Thursday, 10 December 2009
How clean is your beach?
This is the plastic that Bron and I collected during our Sunday afternoon walk on the beach a couple of weeks ago.
This pile represents less than an hour of selective picking by the two of us – we left behind the big stuff, the water bottles and crisp packets and the things that I wasn’t prepared to touch without a nice, sanitary pair of (plastic?) gloves. And so this pile represents just the tip of the iceberg.
How clean is clean?
The beach that we collected this from – Fistral in Newquay, Cornwall – is a clean, tidy, well cared for beach. And yet look at what we found. As soon as you start to look a little closer, it’s right there staring at you.
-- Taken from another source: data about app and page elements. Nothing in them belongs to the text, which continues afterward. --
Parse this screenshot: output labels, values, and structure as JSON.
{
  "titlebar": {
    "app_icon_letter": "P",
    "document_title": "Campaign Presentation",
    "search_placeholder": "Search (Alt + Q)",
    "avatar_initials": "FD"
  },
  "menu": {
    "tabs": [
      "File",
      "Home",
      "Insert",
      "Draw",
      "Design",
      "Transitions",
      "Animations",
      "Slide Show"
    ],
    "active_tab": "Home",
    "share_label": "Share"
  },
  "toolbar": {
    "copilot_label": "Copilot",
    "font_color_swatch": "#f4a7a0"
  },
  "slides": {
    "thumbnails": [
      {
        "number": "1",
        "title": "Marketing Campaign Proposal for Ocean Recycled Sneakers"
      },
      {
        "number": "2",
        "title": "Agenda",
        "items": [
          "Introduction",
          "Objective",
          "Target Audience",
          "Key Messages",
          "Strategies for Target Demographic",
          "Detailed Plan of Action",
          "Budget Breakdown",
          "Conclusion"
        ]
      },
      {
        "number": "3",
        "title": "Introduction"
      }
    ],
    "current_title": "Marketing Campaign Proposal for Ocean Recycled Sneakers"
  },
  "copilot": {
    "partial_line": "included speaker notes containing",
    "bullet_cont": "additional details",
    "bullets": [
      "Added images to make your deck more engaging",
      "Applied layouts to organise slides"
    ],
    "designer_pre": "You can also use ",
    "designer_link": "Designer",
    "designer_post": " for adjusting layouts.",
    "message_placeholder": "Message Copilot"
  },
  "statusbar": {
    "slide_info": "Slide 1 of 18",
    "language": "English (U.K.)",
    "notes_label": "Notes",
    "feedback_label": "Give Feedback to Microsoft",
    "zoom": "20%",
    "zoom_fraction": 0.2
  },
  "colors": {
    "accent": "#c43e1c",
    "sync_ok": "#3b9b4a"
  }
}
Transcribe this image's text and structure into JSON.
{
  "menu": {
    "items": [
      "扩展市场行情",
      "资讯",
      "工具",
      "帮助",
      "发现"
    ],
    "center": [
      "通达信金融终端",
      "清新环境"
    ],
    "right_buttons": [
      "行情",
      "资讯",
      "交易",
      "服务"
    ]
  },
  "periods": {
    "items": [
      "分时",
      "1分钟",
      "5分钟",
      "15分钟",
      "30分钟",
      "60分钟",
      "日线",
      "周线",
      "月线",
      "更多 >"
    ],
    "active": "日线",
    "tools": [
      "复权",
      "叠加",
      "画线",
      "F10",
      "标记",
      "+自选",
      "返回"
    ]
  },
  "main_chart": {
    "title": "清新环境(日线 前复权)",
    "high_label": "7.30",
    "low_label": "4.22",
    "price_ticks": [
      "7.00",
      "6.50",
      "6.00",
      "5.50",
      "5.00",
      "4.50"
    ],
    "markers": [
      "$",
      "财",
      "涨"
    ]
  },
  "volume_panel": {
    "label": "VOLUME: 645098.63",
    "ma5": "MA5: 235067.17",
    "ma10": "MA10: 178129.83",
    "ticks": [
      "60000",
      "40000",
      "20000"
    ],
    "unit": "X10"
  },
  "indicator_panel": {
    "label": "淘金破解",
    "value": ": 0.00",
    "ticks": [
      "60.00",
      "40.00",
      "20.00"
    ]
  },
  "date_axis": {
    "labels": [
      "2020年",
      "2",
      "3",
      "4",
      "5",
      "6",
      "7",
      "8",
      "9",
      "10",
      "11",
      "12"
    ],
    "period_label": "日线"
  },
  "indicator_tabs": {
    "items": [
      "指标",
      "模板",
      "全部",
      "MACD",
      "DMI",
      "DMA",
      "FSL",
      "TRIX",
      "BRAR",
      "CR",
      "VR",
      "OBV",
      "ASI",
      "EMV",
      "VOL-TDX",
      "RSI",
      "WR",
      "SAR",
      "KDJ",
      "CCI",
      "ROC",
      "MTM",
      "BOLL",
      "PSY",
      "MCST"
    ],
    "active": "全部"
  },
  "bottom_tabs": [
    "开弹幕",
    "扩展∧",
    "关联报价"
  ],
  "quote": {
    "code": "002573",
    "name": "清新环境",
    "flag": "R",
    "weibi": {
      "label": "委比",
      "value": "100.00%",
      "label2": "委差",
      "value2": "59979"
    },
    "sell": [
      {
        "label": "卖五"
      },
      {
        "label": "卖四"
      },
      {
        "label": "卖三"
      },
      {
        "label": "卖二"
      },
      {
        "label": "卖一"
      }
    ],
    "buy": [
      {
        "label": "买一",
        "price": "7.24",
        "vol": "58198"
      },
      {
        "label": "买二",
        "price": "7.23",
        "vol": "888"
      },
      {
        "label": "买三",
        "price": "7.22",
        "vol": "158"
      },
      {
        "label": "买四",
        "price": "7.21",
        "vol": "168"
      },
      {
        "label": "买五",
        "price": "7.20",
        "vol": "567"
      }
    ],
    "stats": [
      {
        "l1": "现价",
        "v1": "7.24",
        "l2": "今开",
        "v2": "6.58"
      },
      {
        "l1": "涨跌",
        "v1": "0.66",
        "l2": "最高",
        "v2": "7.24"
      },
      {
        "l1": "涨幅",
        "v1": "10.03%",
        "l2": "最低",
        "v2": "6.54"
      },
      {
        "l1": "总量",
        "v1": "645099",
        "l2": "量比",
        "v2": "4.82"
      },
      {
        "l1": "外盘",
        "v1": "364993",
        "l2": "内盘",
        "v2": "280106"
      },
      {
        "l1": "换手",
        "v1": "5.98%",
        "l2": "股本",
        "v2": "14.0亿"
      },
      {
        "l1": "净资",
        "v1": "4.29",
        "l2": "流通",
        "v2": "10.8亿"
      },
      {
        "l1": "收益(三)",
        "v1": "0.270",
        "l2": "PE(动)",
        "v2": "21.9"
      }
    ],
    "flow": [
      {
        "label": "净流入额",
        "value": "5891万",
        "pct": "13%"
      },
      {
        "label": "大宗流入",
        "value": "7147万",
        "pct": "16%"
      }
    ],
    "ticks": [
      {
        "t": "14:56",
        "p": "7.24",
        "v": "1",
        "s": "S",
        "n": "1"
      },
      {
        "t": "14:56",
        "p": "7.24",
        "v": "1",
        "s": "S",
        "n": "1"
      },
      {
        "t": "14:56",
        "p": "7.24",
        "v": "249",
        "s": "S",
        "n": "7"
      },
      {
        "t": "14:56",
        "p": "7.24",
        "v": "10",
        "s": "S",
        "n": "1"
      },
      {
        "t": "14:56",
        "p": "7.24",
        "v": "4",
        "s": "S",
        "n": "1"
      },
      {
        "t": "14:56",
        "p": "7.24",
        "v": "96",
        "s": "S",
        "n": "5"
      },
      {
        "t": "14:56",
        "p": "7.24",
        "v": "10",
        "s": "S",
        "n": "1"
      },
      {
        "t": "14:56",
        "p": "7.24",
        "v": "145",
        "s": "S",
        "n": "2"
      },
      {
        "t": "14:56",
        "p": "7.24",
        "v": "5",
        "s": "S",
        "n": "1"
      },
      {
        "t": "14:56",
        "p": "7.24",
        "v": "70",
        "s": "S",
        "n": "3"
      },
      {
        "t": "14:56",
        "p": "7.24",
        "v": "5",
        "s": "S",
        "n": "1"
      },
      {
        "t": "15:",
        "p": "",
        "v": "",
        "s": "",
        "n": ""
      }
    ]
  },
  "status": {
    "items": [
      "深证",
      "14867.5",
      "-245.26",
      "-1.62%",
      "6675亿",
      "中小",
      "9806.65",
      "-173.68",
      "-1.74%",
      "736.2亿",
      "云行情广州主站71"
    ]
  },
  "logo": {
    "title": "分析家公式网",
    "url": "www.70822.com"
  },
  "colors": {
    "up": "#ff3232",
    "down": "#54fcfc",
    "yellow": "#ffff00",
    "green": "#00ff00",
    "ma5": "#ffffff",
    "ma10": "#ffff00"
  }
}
I think what surprised me the most were the nurdles. Perhaps more commonly known as mermaid’s tears, these are basically how raw plastic is transported: little plastic pellets that can then be melted down and melted together to make plastic items. I've included a five pence piece in this picture to give you an idea of their size. They’re tiny, they easily blend in with the sand, and you only notice them once you really start to look hard – and then they’re everywhere. It’s no wonder creatures so often mistake them for food.
And Bottle Tops
Aside from the nurdles, the other type of plastic that seemed to show up more than any other were these cover lids from, probably, bottles of water.
Collecting this plastic was certainly an interesting and useful exercise, but Bron asked me the ultimate question:
'What are you going to do with it now?'
I've had to put it in our bin, unfortunately - it really is not too nice and I'm sorry, but I don't want it lying around the house forever. I know I'm just adding to the waste pile, but my reasoning is that at least it'll be marginally better there than kicking around on the beach.